14.3 Students in Crisis
You also have resources available to you if a student’s problems are more extreme and immediate. You may never encounter such a student, but if you are dealing with a student who is overwhelmed or may possibly harm him- or herself, or is in an acute crisis situation that can’t wait for a referral, or shouldn’t depend on the student following through, you can call Student Crisis Response at 946-7111 (This line is for faculty to call directly, not to give to students.) If the situation is truly an urgent emergency, call 911 or the Campus Police at 416-978-2222. For situations with students who have persistent difficulties with academic expectations or engagement in university life, you may call the Academic Student Progress office at 416-946-0424 for advice and assistance.
SECTION 15: TEACHING SUPPORT
The University values your effective teaching, as of course do your students. Your best day-to-day resource for teaching is your group of colleagues and the UG Coordinator in your academic unit. However, the University also provides you with a wonderfully supportive resource to help you maximize your teaching effectiveness, improve already effective teaching or overcome challenges or obstacles: CTSI, or the Centre for Teaching Support & Innovation.

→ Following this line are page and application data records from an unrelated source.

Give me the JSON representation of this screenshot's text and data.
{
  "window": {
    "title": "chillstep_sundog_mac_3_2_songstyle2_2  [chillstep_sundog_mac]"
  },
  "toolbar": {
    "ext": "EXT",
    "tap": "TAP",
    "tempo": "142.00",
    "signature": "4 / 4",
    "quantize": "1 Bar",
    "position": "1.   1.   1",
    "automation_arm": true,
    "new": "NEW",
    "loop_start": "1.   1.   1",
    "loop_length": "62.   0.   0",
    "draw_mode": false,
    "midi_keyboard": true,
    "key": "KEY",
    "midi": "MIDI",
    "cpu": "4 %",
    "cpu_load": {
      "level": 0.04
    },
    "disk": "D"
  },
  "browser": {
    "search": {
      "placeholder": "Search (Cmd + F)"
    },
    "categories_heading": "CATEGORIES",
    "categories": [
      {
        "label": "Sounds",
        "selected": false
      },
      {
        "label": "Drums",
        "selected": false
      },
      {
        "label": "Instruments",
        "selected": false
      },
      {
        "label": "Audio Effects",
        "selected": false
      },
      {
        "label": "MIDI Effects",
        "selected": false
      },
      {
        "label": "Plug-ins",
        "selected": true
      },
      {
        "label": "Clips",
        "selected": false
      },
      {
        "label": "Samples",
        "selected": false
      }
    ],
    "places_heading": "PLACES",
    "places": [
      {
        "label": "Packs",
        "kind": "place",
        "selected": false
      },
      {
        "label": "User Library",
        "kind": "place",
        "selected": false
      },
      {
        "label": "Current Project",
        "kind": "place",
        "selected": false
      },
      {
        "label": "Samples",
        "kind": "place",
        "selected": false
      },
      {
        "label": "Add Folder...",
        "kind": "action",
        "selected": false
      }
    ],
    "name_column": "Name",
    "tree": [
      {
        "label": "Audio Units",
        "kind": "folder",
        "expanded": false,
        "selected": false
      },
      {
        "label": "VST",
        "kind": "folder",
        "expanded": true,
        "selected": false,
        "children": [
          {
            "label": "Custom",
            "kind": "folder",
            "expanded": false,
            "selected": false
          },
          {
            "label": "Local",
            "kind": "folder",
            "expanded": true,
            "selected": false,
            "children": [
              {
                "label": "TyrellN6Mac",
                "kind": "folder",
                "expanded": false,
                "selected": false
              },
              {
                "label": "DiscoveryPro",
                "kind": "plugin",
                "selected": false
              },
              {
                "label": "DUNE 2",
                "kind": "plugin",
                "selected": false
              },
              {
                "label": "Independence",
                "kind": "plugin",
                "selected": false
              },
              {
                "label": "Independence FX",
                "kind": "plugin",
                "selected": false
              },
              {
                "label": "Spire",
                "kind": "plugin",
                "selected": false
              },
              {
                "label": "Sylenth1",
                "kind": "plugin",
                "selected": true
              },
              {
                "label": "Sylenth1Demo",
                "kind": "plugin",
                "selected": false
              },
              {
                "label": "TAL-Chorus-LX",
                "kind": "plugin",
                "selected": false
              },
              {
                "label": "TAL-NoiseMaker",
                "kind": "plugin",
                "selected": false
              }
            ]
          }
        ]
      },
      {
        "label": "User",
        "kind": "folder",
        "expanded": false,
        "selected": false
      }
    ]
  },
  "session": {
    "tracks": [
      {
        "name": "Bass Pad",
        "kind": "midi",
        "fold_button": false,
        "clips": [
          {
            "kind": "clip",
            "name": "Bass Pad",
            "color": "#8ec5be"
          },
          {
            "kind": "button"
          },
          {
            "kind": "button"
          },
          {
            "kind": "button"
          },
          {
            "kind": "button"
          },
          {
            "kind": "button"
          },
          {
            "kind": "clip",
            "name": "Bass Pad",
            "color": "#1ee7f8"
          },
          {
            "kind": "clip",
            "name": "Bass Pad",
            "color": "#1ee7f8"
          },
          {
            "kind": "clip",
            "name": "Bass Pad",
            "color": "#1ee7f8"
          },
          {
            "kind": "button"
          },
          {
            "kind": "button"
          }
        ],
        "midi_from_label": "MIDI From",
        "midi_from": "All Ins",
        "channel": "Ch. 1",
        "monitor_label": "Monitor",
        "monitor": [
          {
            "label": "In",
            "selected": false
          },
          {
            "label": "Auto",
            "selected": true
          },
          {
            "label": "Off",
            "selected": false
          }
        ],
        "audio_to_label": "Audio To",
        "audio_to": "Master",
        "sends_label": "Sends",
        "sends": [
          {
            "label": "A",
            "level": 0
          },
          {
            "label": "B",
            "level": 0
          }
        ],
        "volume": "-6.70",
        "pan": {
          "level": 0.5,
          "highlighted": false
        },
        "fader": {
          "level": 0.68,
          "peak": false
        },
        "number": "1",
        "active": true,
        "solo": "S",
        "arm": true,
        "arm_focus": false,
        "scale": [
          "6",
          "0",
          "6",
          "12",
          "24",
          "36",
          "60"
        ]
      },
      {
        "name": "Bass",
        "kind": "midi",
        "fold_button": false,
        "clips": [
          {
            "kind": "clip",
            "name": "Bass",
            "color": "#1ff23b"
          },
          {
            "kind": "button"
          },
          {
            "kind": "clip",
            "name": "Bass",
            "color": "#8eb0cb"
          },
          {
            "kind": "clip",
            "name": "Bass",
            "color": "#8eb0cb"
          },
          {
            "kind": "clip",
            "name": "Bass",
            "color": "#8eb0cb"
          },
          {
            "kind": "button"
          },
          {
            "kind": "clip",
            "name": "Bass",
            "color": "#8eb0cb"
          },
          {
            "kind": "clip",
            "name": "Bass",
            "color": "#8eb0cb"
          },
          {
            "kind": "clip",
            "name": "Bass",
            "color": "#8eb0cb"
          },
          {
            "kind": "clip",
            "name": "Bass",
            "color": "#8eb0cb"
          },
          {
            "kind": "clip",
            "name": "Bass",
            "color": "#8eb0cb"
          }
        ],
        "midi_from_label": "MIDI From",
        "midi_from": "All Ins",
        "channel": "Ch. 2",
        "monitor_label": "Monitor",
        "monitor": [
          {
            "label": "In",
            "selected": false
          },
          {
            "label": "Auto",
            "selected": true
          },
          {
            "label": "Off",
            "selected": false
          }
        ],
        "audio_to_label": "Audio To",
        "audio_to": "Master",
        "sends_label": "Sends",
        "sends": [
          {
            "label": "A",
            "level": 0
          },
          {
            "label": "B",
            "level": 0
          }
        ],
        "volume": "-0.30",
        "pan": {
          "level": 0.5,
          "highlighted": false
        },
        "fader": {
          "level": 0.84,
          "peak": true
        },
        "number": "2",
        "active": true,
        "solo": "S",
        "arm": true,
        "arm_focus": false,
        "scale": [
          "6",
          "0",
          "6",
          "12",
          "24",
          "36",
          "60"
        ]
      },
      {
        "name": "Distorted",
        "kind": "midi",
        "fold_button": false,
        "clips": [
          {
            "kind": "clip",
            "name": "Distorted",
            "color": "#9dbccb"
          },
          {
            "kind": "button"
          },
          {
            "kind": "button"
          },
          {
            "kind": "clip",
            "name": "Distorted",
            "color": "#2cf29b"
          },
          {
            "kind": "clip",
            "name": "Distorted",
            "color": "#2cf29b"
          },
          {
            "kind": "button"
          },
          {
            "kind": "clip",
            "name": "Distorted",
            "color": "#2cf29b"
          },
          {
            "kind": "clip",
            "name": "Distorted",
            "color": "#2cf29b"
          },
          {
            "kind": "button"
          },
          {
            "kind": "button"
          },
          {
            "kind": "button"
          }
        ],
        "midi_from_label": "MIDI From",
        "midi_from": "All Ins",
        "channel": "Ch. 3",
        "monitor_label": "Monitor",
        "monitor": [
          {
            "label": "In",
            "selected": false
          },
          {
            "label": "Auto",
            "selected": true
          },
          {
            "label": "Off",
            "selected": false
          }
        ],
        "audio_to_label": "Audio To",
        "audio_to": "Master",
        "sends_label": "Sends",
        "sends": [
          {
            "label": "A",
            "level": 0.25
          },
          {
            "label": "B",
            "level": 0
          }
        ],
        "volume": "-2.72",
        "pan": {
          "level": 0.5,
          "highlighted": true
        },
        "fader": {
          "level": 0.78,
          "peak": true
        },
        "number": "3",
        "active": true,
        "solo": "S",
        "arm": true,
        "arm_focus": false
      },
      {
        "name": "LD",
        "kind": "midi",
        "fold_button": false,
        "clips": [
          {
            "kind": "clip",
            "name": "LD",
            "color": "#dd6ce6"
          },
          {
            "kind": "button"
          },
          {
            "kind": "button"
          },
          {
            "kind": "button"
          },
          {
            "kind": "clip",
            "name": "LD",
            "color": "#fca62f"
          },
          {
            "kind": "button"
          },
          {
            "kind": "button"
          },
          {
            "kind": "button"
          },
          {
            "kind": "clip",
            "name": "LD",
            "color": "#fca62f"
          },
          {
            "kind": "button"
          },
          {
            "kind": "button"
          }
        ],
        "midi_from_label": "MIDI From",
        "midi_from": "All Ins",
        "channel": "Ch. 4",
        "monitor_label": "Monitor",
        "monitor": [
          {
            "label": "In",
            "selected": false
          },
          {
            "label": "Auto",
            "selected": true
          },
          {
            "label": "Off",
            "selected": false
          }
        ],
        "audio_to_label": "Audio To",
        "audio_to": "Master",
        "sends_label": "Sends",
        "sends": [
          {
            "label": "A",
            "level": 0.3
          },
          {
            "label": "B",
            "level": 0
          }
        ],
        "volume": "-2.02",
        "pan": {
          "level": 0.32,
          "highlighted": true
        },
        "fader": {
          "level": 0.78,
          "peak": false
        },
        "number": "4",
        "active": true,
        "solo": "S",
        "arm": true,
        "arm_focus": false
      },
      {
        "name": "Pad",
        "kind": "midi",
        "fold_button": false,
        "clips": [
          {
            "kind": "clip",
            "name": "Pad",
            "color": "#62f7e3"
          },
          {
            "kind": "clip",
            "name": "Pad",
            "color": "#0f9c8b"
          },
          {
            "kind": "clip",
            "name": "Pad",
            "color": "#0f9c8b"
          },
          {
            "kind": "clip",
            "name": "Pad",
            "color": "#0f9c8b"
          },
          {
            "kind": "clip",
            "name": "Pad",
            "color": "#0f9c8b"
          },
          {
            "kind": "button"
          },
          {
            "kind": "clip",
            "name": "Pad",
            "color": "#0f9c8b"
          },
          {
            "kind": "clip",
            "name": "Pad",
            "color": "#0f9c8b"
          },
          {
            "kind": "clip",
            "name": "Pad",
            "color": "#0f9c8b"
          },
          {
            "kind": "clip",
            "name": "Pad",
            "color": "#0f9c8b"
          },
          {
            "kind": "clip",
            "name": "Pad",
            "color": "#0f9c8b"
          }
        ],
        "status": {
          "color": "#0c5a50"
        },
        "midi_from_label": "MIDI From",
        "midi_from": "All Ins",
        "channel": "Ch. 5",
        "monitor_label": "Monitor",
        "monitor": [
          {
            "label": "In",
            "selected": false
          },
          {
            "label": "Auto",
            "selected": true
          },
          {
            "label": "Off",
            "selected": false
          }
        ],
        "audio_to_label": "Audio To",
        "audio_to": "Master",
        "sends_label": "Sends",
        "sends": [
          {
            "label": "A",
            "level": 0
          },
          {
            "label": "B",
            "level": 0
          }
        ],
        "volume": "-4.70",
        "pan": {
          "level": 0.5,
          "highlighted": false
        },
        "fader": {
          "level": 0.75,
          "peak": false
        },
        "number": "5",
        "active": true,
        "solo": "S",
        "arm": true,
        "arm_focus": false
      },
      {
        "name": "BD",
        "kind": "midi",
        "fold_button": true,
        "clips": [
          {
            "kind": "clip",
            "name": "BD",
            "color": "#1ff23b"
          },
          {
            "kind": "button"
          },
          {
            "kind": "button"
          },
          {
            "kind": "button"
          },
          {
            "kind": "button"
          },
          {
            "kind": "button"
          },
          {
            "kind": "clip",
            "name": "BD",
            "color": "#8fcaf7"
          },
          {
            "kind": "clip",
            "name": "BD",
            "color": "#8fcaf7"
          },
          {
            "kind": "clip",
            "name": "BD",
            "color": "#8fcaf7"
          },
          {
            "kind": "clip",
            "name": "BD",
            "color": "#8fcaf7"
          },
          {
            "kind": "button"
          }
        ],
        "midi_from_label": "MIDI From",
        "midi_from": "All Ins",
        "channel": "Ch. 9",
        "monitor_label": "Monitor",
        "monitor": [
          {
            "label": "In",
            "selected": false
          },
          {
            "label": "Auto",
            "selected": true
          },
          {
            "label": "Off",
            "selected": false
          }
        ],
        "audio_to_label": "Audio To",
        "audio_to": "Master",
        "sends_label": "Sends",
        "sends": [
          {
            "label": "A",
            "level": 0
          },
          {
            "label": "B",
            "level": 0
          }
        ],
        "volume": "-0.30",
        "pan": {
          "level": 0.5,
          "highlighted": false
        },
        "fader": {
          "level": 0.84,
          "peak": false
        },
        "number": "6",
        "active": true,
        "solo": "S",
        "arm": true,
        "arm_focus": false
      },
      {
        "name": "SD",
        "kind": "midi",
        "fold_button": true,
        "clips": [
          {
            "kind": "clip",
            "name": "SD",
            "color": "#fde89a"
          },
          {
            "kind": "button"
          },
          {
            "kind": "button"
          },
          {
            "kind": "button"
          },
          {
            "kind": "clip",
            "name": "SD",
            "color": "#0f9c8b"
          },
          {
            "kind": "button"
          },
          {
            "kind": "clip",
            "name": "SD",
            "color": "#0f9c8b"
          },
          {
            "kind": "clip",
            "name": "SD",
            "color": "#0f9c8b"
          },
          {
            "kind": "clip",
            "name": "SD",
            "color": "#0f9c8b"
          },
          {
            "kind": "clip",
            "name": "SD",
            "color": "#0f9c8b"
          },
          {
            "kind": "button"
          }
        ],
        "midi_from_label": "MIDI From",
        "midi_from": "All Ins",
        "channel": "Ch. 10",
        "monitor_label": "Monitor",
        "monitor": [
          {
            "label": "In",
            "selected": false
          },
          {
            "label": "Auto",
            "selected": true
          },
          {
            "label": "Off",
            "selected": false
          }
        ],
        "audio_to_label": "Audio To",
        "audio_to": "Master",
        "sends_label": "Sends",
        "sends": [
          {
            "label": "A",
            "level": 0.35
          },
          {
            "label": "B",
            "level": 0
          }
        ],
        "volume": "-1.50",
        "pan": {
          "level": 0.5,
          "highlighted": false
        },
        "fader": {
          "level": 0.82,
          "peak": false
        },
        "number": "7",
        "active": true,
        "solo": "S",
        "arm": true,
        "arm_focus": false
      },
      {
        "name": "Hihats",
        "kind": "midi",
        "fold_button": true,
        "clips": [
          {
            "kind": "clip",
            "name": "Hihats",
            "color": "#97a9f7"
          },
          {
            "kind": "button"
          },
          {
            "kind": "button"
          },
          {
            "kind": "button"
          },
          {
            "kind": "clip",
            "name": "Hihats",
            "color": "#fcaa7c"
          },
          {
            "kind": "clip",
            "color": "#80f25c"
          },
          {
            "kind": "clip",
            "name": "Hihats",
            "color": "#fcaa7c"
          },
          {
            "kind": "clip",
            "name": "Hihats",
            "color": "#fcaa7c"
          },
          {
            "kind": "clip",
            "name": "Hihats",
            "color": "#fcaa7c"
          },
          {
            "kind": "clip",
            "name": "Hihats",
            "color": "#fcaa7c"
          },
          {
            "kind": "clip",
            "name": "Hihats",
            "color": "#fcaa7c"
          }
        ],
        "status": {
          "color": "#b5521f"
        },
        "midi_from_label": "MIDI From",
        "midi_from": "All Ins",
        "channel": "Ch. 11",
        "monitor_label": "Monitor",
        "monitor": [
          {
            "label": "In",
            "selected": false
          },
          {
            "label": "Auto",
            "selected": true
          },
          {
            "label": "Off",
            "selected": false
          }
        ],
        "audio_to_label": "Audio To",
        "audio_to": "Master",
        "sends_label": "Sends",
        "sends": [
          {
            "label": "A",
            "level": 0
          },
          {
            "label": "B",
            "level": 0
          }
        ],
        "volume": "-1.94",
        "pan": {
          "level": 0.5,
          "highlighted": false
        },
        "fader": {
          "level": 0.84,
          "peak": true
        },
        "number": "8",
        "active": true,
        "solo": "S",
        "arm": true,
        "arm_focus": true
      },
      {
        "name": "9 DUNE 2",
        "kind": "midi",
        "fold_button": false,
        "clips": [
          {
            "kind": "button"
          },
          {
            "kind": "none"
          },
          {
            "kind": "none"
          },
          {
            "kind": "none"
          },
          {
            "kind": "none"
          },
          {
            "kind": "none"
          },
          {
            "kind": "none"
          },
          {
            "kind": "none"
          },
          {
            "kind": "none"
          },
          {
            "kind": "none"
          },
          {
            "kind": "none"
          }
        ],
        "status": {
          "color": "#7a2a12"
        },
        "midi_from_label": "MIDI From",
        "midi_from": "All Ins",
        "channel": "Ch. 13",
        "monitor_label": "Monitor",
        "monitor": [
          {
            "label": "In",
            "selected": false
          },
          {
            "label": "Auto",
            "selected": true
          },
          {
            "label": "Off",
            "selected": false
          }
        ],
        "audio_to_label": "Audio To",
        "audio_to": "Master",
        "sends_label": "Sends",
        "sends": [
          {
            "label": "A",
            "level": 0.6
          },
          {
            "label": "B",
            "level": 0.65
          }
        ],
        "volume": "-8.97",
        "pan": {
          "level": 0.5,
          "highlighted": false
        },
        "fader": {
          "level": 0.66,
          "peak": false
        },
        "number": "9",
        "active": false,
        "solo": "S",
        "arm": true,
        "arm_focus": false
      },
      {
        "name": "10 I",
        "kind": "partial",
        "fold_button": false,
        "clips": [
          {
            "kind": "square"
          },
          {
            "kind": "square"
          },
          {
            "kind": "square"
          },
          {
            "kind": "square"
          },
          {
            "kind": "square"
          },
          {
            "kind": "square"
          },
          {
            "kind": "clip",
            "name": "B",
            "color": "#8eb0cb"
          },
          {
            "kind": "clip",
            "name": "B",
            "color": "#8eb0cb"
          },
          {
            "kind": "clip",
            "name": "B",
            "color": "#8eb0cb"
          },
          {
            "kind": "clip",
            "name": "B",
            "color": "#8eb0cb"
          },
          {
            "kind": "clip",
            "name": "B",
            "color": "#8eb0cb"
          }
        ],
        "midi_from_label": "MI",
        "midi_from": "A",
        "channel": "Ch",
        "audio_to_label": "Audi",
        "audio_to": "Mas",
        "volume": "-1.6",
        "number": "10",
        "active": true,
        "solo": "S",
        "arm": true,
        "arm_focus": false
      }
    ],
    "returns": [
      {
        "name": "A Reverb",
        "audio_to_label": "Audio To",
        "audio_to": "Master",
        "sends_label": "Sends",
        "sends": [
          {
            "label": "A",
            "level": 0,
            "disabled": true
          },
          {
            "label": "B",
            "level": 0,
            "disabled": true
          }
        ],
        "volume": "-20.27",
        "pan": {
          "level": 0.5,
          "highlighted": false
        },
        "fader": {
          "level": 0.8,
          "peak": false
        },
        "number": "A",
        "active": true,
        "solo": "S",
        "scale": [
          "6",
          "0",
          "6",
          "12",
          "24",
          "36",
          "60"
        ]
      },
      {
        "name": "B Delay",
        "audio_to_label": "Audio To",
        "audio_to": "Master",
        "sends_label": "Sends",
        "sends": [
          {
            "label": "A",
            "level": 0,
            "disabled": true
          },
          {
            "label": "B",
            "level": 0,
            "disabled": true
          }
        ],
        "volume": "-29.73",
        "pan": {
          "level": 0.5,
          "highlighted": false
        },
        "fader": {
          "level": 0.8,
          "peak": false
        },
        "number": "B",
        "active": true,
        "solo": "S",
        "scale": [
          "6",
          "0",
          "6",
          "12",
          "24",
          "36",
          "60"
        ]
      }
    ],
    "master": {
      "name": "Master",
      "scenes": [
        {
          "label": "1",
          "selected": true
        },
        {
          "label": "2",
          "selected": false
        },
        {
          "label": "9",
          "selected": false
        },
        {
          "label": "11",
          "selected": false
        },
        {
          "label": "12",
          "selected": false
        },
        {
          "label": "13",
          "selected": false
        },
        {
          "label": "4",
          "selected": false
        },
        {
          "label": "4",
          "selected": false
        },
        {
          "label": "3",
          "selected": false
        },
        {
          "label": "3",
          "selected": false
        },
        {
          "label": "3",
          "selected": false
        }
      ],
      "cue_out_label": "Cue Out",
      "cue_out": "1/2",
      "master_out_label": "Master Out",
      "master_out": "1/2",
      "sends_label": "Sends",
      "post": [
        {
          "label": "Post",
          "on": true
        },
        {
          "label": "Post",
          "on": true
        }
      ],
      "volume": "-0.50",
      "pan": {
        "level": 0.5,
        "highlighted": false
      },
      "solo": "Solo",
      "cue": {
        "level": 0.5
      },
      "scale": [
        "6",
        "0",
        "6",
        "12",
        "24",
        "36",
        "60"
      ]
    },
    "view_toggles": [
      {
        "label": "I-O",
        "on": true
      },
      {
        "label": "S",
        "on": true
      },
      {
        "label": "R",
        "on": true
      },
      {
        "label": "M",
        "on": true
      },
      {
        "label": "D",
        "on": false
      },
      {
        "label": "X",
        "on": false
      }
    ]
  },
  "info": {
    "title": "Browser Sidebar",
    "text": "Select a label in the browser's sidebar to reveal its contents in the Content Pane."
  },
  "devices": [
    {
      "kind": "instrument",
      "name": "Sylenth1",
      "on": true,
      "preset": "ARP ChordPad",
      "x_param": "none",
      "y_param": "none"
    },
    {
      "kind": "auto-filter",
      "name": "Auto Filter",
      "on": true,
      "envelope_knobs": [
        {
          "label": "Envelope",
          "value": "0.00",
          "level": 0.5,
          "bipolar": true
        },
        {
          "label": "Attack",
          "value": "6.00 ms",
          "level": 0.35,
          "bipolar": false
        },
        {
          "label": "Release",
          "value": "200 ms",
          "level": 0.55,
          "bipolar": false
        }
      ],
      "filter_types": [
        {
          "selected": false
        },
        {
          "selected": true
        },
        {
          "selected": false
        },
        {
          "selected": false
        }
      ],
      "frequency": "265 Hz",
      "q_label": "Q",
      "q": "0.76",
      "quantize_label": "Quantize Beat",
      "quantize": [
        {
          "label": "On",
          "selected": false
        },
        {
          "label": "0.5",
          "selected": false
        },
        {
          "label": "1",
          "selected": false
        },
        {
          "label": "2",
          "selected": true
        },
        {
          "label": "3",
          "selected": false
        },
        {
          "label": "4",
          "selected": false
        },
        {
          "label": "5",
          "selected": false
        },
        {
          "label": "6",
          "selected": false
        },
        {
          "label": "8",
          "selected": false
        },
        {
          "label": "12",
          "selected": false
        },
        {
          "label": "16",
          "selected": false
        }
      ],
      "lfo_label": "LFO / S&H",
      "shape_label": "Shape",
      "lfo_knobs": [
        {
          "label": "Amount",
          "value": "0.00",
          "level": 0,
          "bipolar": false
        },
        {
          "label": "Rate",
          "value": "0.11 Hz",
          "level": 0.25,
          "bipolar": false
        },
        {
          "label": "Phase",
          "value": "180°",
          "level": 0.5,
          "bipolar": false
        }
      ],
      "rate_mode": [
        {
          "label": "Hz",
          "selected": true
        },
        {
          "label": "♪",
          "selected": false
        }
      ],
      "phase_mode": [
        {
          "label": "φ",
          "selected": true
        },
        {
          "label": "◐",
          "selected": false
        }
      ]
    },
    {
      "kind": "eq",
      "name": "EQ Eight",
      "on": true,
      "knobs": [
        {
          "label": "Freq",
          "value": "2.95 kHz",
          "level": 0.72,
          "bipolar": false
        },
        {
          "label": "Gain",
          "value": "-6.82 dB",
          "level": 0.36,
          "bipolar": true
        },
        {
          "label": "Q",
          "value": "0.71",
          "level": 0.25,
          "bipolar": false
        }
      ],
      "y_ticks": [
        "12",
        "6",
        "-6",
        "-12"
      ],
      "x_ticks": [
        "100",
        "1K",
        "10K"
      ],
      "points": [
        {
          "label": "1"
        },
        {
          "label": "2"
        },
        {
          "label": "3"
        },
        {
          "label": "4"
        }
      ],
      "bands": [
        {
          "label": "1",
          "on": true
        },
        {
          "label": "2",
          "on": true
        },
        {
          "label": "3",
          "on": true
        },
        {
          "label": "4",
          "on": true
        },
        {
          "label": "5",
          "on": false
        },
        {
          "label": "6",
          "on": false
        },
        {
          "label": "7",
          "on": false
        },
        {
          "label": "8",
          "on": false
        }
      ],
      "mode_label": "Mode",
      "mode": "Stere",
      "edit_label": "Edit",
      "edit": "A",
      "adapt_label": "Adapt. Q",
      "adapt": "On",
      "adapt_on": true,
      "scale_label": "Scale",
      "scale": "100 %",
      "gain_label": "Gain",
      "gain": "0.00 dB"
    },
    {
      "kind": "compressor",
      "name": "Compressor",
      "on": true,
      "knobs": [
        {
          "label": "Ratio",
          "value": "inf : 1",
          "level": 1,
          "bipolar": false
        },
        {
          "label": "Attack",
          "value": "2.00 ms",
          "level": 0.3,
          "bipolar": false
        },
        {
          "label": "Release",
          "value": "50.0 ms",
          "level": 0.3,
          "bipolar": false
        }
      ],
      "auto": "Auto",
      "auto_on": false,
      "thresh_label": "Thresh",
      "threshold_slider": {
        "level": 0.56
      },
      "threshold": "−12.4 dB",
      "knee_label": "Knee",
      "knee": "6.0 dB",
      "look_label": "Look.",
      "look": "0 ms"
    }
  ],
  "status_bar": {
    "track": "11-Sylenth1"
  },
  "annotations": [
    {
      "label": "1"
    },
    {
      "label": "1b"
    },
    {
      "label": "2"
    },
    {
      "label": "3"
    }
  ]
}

CTSI’s services are many, but include online materials and workshops addressing many teaching topics: course design, assessment, large class teaching, TA development and much more besides. They also offer individual consultations and confidential advising sessions on teaching problems or teaching dossiers. You should bookmark their site and consult it often, as they are always expanding the repertoire of materials, services and research available to you as a UofT instructor.